On Sunday 13 June, the Task Group was, as was to be expected, effectively falling apart. Only three vessels in the force had no major OPDEF (Operational Defect) to report, and these were Hermes, Yarmouth and Exeter.
Fortunately, the war was over, with the surrender of the argentine garrison in Port Stanley on Monday 14, in the times that had been anticipated. HMS Invincible, that had had to deal with big trouble almost immediately after setting sail, dealing with a gearbox which wouldn’t work, had now to sail well clear to the north, escorted by the frigate Andromeda, to undergo an engine change.
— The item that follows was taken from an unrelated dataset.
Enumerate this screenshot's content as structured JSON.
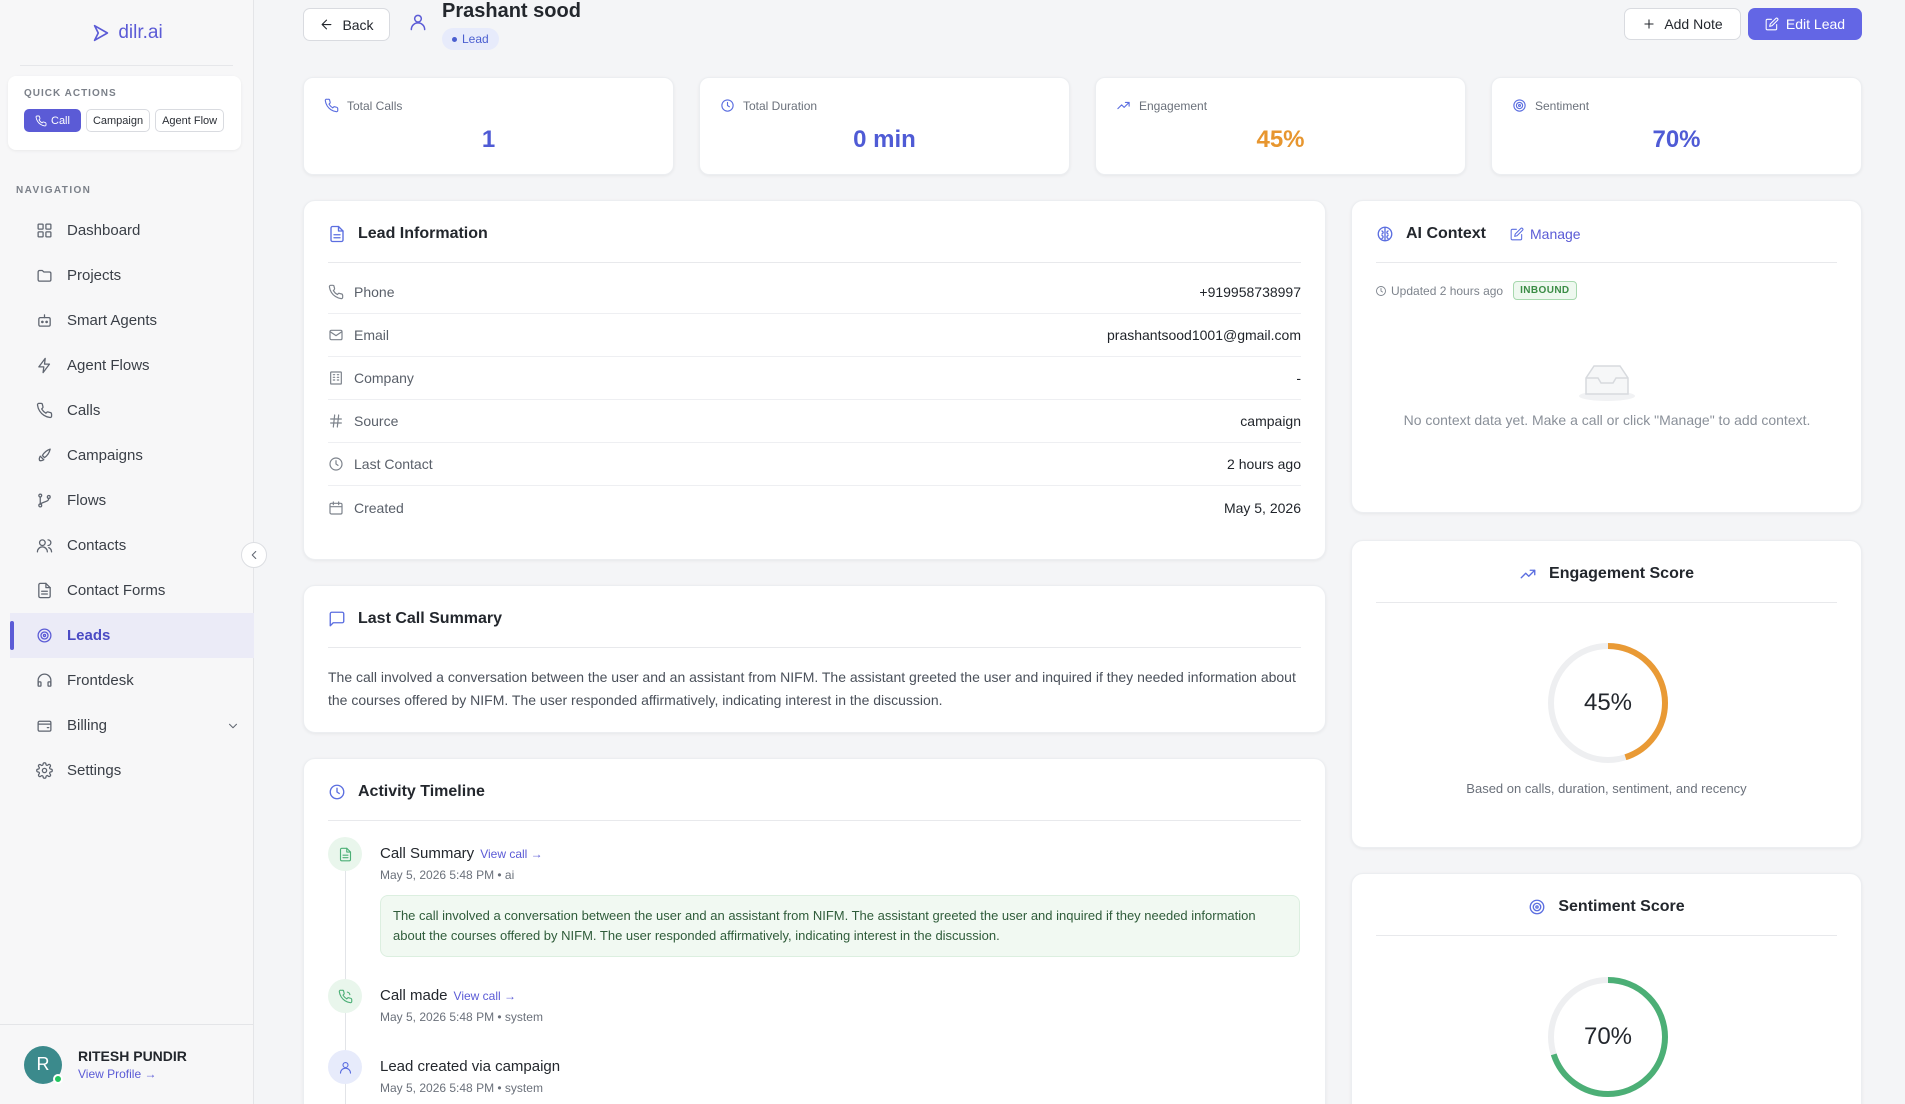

As expected, by then the weather was changing, and the ships had to endure a monstrous tempest with force 10 gale winds, confirming that, for very good reasons, there was no time to waste.
I’m firmly convinced that the times are now mature for motherships much less specialized and much more multirole and flexible, equipped with modular mission payloads. The emerging unmanned stand-off MCM capabilities have the potential to make sure that the unfortunate HMS Alacrity of the future will be able to reconnoiter a waterway not with their own hull, but with the help of unmanned boats and sensors they will be able to deploy from cargo decks. We can think, specifically, to the future Type 26 frigates, with their mission deck capable to take 11 containers of equipment and/or boats, manned or unmanned.
The modular payloads will extend the capabilities of warships in many roles, not just in the MCM field. Unmanned vehicles will most likely grow more and more important in ASW missions as well, for example. And while the minesweeper as we currently intend it will possibly disappear, there will be a new, exciting chance to build multirole vessels with far greater logistical endurance and deployability and with utility across a much wider range of roles.
In the coming posts, it is my intention to talk about the ongoing development programs, from MHPC to SLAM-F to the LCS, tracing a story of this important turning point in the history of naval warfare.